■ **Task to carry out**: Copy each line below in which the word "JSON" occurs.

■ **The input**:
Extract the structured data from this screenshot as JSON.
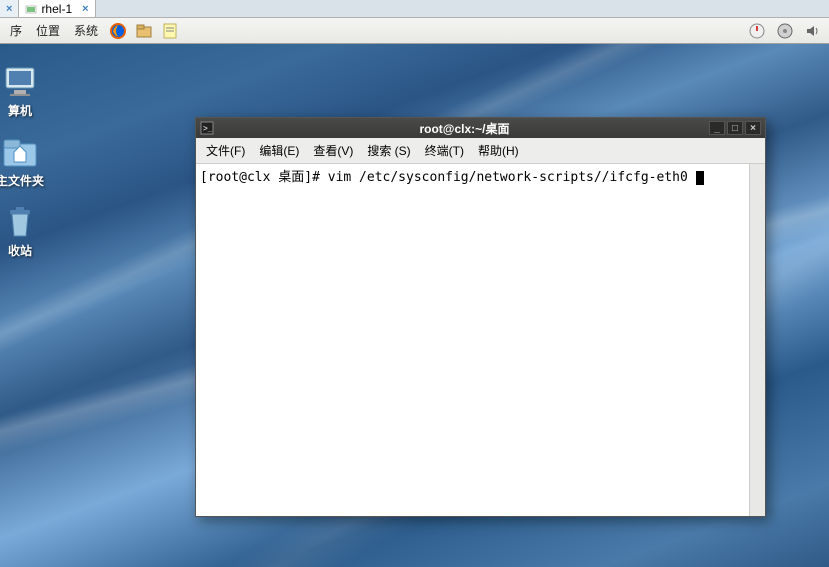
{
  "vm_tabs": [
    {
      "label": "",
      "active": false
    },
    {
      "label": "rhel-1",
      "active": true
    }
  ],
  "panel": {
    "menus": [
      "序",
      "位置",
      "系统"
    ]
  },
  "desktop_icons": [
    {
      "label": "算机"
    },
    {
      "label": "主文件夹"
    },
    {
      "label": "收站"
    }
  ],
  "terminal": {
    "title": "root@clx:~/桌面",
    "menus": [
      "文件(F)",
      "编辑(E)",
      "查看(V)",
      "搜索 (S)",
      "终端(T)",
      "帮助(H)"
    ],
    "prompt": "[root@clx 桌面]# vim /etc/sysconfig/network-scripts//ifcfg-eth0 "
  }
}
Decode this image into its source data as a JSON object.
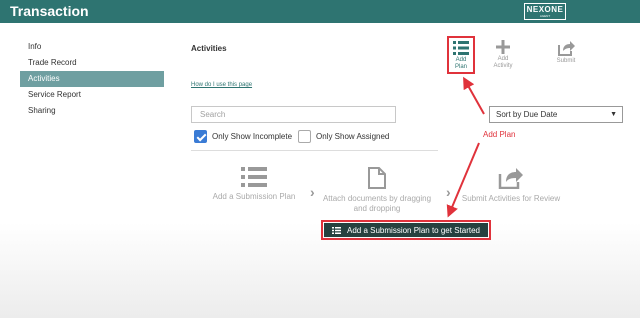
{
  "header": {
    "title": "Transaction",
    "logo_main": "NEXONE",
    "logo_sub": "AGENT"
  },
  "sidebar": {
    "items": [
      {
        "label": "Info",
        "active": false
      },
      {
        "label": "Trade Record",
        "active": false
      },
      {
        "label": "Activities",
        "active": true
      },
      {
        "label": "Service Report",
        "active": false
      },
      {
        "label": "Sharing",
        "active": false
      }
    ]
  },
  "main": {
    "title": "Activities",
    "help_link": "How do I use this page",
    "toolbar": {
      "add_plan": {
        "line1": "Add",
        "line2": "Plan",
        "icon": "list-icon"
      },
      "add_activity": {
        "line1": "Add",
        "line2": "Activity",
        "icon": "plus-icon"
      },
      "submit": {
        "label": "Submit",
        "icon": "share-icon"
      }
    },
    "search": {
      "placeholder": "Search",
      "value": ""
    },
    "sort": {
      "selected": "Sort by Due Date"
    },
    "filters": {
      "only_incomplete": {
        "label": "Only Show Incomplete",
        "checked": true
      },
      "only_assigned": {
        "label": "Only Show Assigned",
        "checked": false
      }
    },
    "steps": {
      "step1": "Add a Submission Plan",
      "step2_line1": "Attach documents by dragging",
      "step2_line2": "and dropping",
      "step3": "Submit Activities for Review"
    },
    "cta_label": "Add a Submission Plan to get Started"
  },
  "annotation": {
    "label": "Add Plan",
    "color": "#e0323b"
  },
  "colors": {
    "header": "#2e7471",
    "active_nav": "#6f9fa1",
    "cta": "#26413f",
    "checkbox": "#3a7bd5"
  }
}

■ **Solution to this task**:
Extract the structured data from this screenshot as JSON.
Decode this image into its source data as a JSON object.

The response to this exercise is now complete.